  4. 4.0 4.1 4.2 4.3 "WHO Antibiotics Portal". aware.essentialmeds.org. Archived from the original on 7 August 2023. Retrieved 20 November 2023.
  5. 5.0 5.1 5.2 5.3 5.4 Zanichelli, Veronica; Sharland, Michael; Cappello, Bernadette; Moja, Lorenzo; Getahun, Haileyesus; Pessoa-Silva, Carmem; Sati, Hatim; van Weezenbeek, Catharina; Balkhy, Hanan; Simão, Mariângela; Gandra, Sumanth; Huttner, Benedikt (1 April 2023). "The WHO AWaRe (Access, Watch, Reserve) antibiotic book and prevention of antimicrobial resistance". Bulletin of the World Health Organization. 101 (4): 290–296. doi:10.2471/BLT.22.288614. ISSN 0042-9686. Archived from the original on 7 May 2023. Retrieved 17 November 2023.
  6. 6.0 6.1 6.2 6.3 Mudenda, Steward; Daka, Victor; Matafwali, Scott K. (2023). "World Health Organization AWaRe framework for antibiotic stewardship: Where are we now and where do we need to go? An expert viewpoint". Antimicrobial stewardship & healthcare epidemiology: ASHE. 3 (1): e84. doi:10.1017/ash.2023.164. ISSN 2732-494X. PMID 37179758. Archived from the original on 2023-05-14. Retrieved 2023-11-18.
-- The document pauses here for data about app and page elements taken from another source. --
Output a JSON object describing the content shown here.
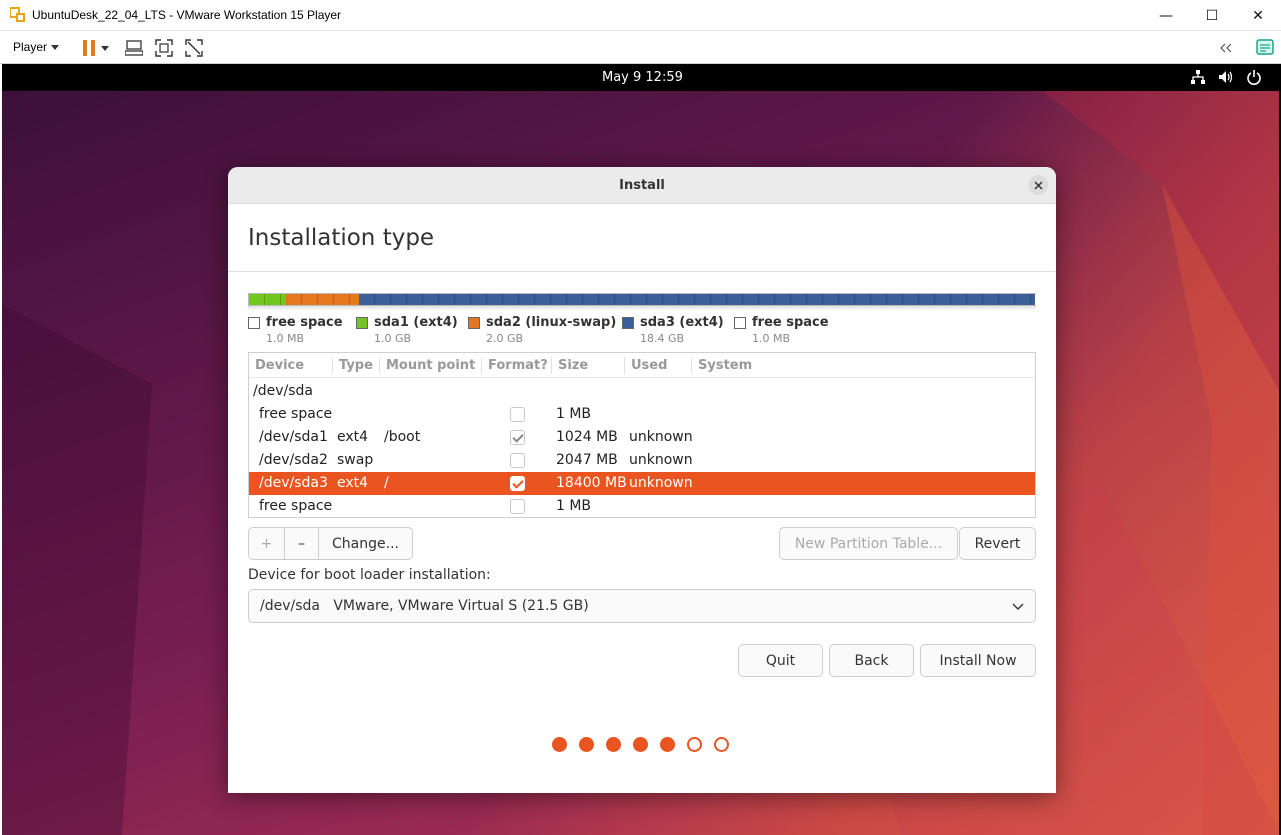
{
  "vmware": {
    "window_title": "UbuntuDesk_22_04_LTS - VMware Workstation 15 Player",
    "player_menu": "Player",
    "window_controls": {
      "minimize": "—",
      "maximize": "☐",
      "close": "✕"
    }
  },
  "gnome_topbar": {
    "clock": "May 9  12:59"
  },
  "install_dialog": {
    "title": "Install",
    "page_title": "Installation type",
    "partition_bar": [
      {
        "name": "free space",
        "size": "1.0 MB",
        "color": "#ffffff",
        "fraction": 0.0001
      },
      {
        "name": "sda1 (ext4)",
        "size": "1.0 GB",
        "color": "#73c61f",
        "fraction": 0.0465
      },
      {
        "name": "sda2 (linux-swap)",
        "size": "2.0 GB",
        "color": "#e8761f",
        "fraction": 0.093
      },
      {
        "name": "sda3 (ext4)",
        "size": "18.4 GB",
        "color": "#3a5f98",
        "fraction": 0.8604
      },
      {
        "name": "free space",
        "size": "1.0 MB",
        "color": "#ffffff",
        "fraction": 0.0001
      }
    ],
    "table": {
      "columns": [
        "Device",
        "Type",
        "Mount point",
        "Format?",
        "Size",
        "Used",
        "System"
      ],
      "disk": "/dev/sda",
      "rows": [
        {
          "device": "free space",
          "type": "",
          "mount": "",
          "format": false,
          "size": "1 MB",
          "used": "",
          "selected": false
        },
        {
          "device": "/dev/sda1",
          "type": "ext4",
          "mount": "/boot",
          "format": true,
          "size": "1024 MB",
          "used": "unknown",
          "selected": false
        },
        {
          "device": "/dev/sda2",
          "type": "swap",
          "mount": "",
          "format": false,
          "size": "2047 MB",
          "used": "unknown",
          "selected": false
        },
        {
          "device": "/dev/sda3",
          "type": "ext4",
          "mount": "/",
          "format": true,
          "size": "18400 MB",
          "used": "unknown",
          "selected": true
        },
        {
          "device": "free space",
          "type": "",
          "mount": "",
          "format": false,
          "size": "1 MB",
          "used": "",
          "selected": false
        }
      ]
    },
    "buttons": {
      "add": "+",
      "remove": "–",
      "change": "Change...",
      "new_partition_table": "New Partition Table...",
      "revert": "Revert",
      "quit": "Quit",
      "back": "Back",
      "install_now": "Install Now"
    },
    "boot_loader": {
      "label": "Device for boot loader installation:",
      "selected": "/dev/sda   VMware, VMware Virtual S (21.5 GB)"
    },
    "progress": {
      "total_steps": 7,
      "completed_steps": 5
    },
    "accent_color": "#e95420"
  }
}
  7. 7.0 7.1 7.2 World Health Organization (2023). The selection and use of essential medicines 2023: web annex A: World Health Organization model list of essential medicines: 23rd list (2023). Geneva: World Health Organization. hdl:10665/371090. WHO/MHP/HPS/EML/2023.02.

External links